To prevent this, jobs within a session have a cancel-on-failure policy by default: if a job within a session fails, Azure Quantum automatically stops submission of subsequent jobs in the session and attempts to cancel any jobs already submitted to a target. This policy can be disabled if you’d like subsequent jobs in your session to continue to run even if previous jobs fail.
How to create a session
The basic sample below shows how to create a session in Python with Qiskit using a simple circuit run three times.
from qiskit import QuantumCircuit from qiskit.tools.monitor import job_monitor from azure.quantum.qiskit import AzureQuantumProvider # Enter your Azure Quantum workspace details here provider = AzureQuantumProvider( resource_id = "", location = "") # Define a circuit circuit = QuantumCircuit(2, 2) circuit.name = "GenerateRandomBit" circuit.h(0) circuit.cnot(0,1) circuit.measure([0,1], [0,1]) circuit.draw() # Choose a target backend = provider.get_backend("quantinuum.sim.h1-1e") # Create a session and run three jobs in the session with backend.open_session(name="Qiskit Session") as session: for i in range(3): # Some classical logic could go here job = backend.run(circuit=circuit, shots=100, job_name="Job "+str(i+1)) job_monitor(job) # Check the state of the session session.refresh() print("Session " + session.id + " is in " + session.details.status + " state.")
It’s easy to extend sessions to more advanced scenarios.
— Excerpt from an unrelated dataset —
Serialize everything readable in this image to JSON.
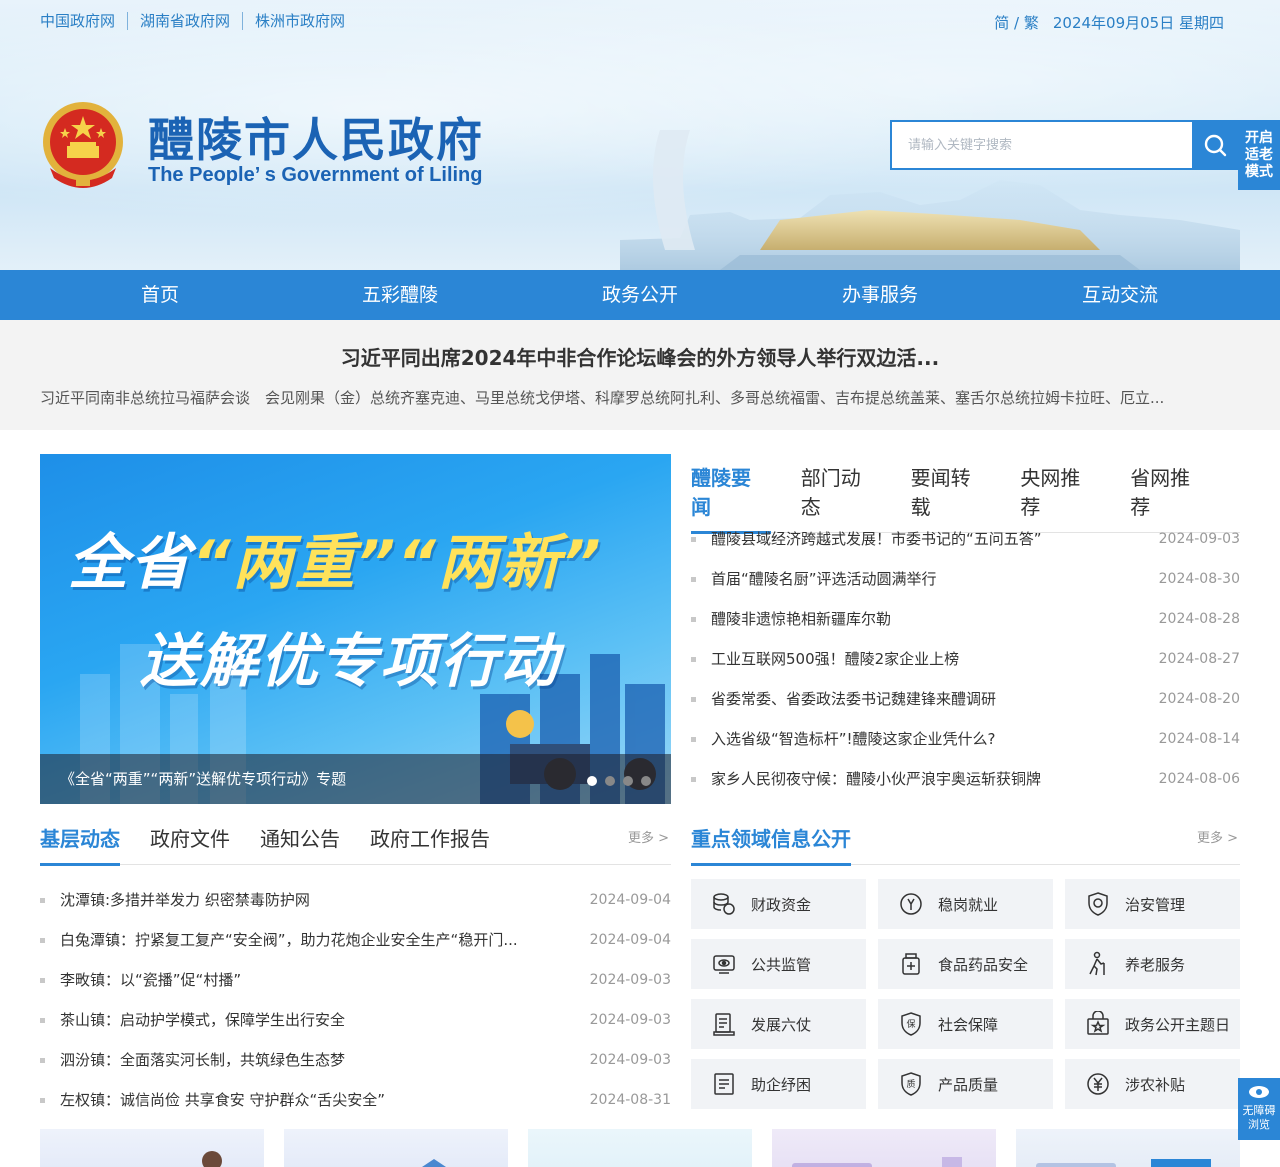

As part of our sessions release, Azure Quantum published new sample code for running VQE on a hydrogen molecule that you can use in the Azure portal or your preferred IDE. Running the sample in a session is as easy as adding one line of code:
with backend_target.open_session(name="VQE Nature IonQ Sim") as session: calc = GroundStateEigensolver(qubit_converter, vqe_solver) print(calc.get_qubit_operators(problem)) res = calc.solve(problem) print(res.groundenergy)
You can also create sessions with Cirq and Q# via Azure Quantum’s Python SDK. See the sessions documentation for the full list of supported scenarios.